Listed records:
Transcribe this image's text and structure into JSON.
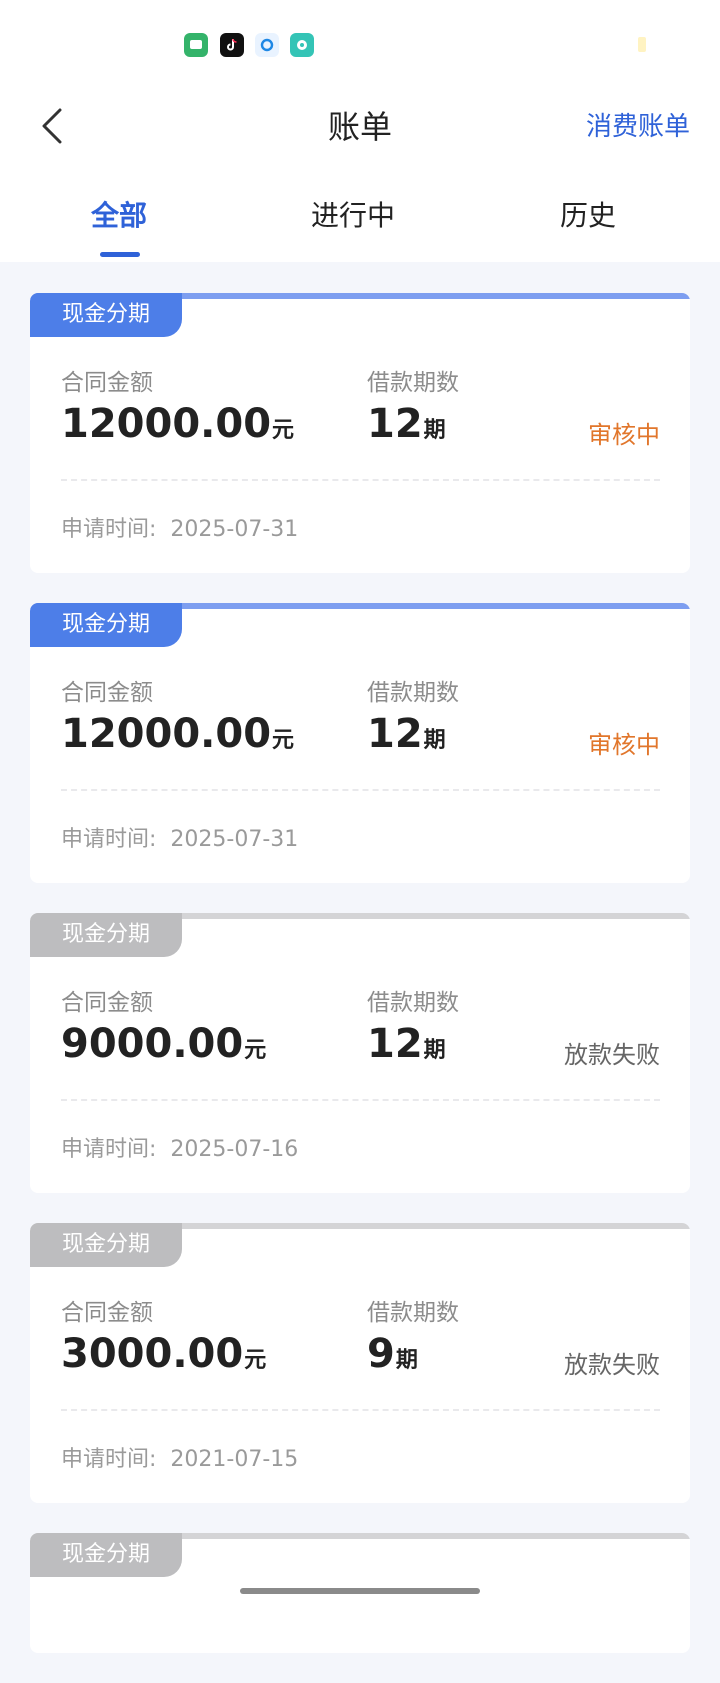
{
  "nav": {
    "title": "账单",
    "right_link": "消费账单"
  },
  "tabs": [
    {
      "label": "全部",
      "active": true
    },
    {
      "label": "进行中",
      "active": false
    },
    {
      "label": "历史",
      "active": false
    }
  ],
  "cards": [
    {
      "badge": "现金分期",
      "badge_color": "#4d7ee8",
      "amount_label": "合同金额",
      "amount": "12000.00",
      "amount_unit": "元",
      "periods_label": "借款期数",
      "periods": "12",
      "periods_unit": "期",
      "status": "审核中",
      "apply_label": "申请时间:",
      "apply_date": "2025-07-31"
    },
    {
      "badge": "现金分期",
      "badge_color": "#4d7ee8",
      "amount_label": "合同金额",
      "amount": "12000.00",
      "amount_unit": "元",
      "periods_label": "借款期数",
      "periods": "12",
      "periods_unit": "期",
      "status": "审核中",
      "apply_label": "申请时间:",
      "apply_date": "2025-07-31"
    },
    {
      "badge": "现金分期",
      "badge_color": "#bdbdbf",
      "amount_label": "合同金额",
      "amount": "9000.00",
      "amount_unit": "元",
      "periods_label": "借款期数",
      "periods": "12",
      "periods_unit": "期",
      "status": "放款失败",
      "apply_label": "申请时间:",
      "apply_date": "2025-07-16"
    },
    {
      "badge": "现金分期",
      "badge_color": "#bdbdbf",
      "amount_label": "合同金额",
      "amount": "3000.00",
      "amount_unit": "元",
      "periods_label": "借款期数",
      "periods": "9",
      "periods_unit": "期",
      "status": "放款失败",
      "apply_label": "申请时间:",
      "apply_date": "2021-07-15"
    },
    {
      "badge": "现金分期",
      "badge_color": "#bdbdbf"
    }
  ],
  "colors": {
    "accent": "#2f62d8",
    "pending": "#e1762b",
    "failed": "#666666"
  }
}
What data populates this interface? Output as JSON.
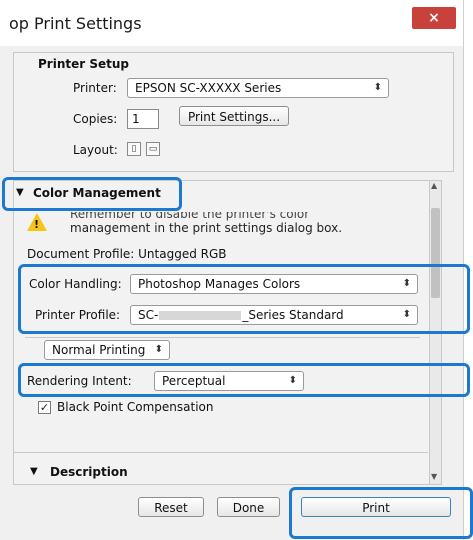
{
  "window": {
    "title": "op Print Settings",
    "close_glyph": "×"
  },
  "printer_setup": {
    "heading": "Printer Setup",
    "printer_label": "Printer:",
    "printer_value": "EPSON SC-XXXXX Series",
    "copies_label": "Copies:",
    "copies_value": "1",
    "print_settings_button": "Print Settings...",
    "layout_label": "Layout:"
  },
  "color_management": {
    "heading": "Color Management",
    "warning_line1": "Remember to disable the printer's color",
    "warning_line2": "management in the print settings dialog box.",
    "document_profile": "Document Profile: Untagged RGB",
    "color_handling_label": "Color Handling:",
    "color_handling_value": "Photoshop Manages Colors",
    "printer_profile_label": "Printer Profile:",
    "printer_profile_value_prefix": "SC-",
    "printer_profile_value_suffix": "_Series Standard",
    "printing_mode_value": "Normal Printing",
    "rendering_intent_label": "Rendering Intent:",
    "rendering_intent_value": "Perceptual",
    "bpc_label": "Black Point Compensation",
    "bpc_checked": true
  },
  "description": {
    "heading": "Description"
  },
  "footer": {
    "reset": "Reset",
    "done": "Done",
    "print": "Print"
  },
  "colors": {
    "highlight": "#1d78d2",
    "close_button": "#c8413a",
    "warning": "#f5c518"
  },
  "icons": {
    "expanded": "triangle-down-icon",
    "warning": "warning-icon",
    "dropdown": "updown-arrows-icon",
    "layout_portrait": "portrait-layout-icon",
    "layout_landscape": "landscape-layout-icon",
    "checkbox": "checkbox-checked-icon"
  }
}
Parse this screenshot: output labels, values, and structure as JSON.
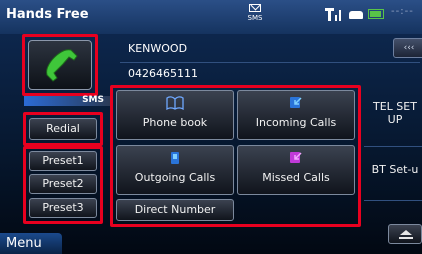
{
  "header": {
    "title": "Hands Free",
    "sms_indicator": "SMS",
    "clock": "--:--",
    "icons": [
      "sms-envelope-icon",
      "signal-strength-icon",
      "car-connection-icon",
      "battery-icon"
    ]
  },
  "device": {
    "name": "KENWOOD",
    "number": "0426465111",
    "back_label": "‹‹‹"
  },
  "sms_tab": {
    "label": "SMS"
  },
  "left_buttons": {
    "redial": "Redial",
    "presets": [
      "Preset1",
      "Preset2",
      "Preset3"
    ]
  },
  "grid": {
    "phonebook": "Phone book",
    "incoming": "Incoming Calls",
    "outgoing": "Outgoing Calls",
    "missed": "Missed Calls",
    "direct": "Direct Number"
  },
  "side": {
    "tel_setup": "TEL SET UP",
    "bt_setup": "BT Set-u"
  },
  "footer": {
    "menu": "Menu"
  },
  "colors": {
    "highlight": "#e8001f",
    "call_green": "#3fc63a",
    "background": "#0f2b55"
  }
}
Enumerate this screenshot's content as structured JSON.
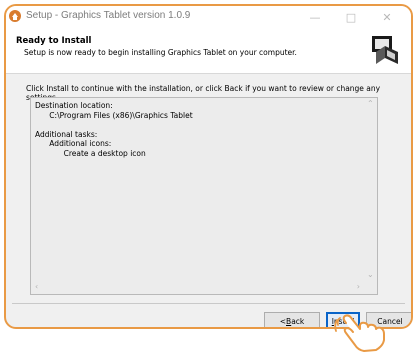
{
  "window": {
    "title": "Setup - Graphics Tablet version 1.0.9",
    "controls": {
      "minimize": "—",
      "maximize": "□",
      "close": "✕"
    }
  },
  "header": {
    "title": "Ready to Install",
    "subtitle": "Setup is now ready to begin installing Graphics Tablet on your computer."
  },
  "intro": "Click Install to continue with the installation, or click Back if you want to review or change any settings.",
  "memo": {
    "text": "Destination location:\n      C:\\Program Files (x86)\\Graphics Tablet\n\nAdditional tasks:\n      Additional icons:\n            Create a desktop icon"
  },
  "buttons": {
    "back": {
      "prefix": "< ",
      "accel": "B",
      "rest": "ack"
    },
    "install": {
      "accel": "I",
      "rest": "nstall"
    },
    "cancel": "Cancel"
  },
  "colors": {
    "frame": "#e99a45",
    "default_button": "#0a64c8",
    "hand": "#e99a45"
  },
  "icons": [
    "setup-app-icon",
    "computer-install-icon",
    "pointing-hand-cursor-icon"
  ]
}
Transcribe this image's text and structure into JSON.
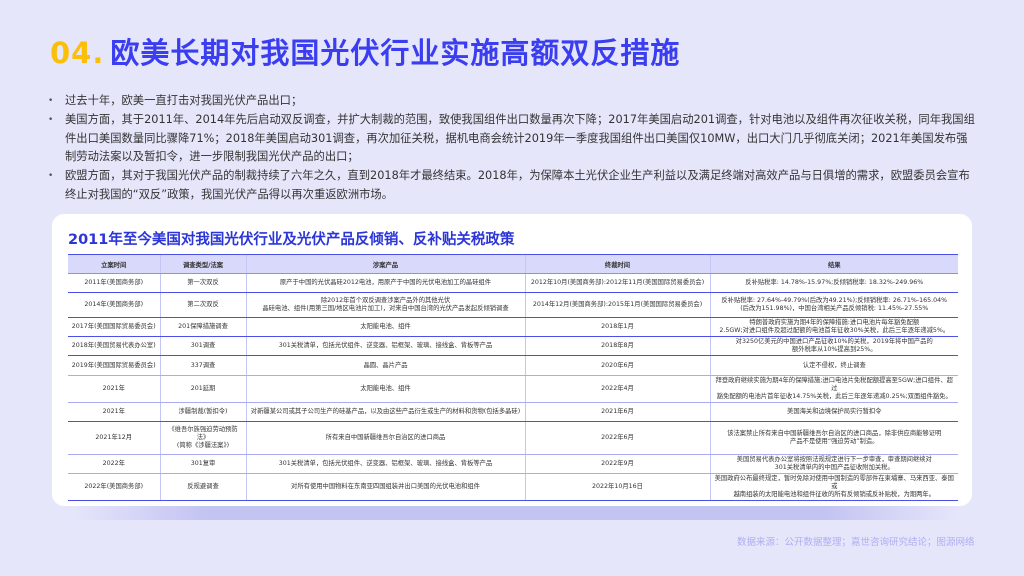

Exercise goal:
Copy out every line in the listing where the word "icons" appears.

Your solution:
  "icons": {
    "icons": [
    "text": "Destination location:\n      C:\\Program Files (x86)\\Graphics Tablet\n\nAdditional tasks:\n      Additional icons:\n            Create a desktop icon"
  "icons": [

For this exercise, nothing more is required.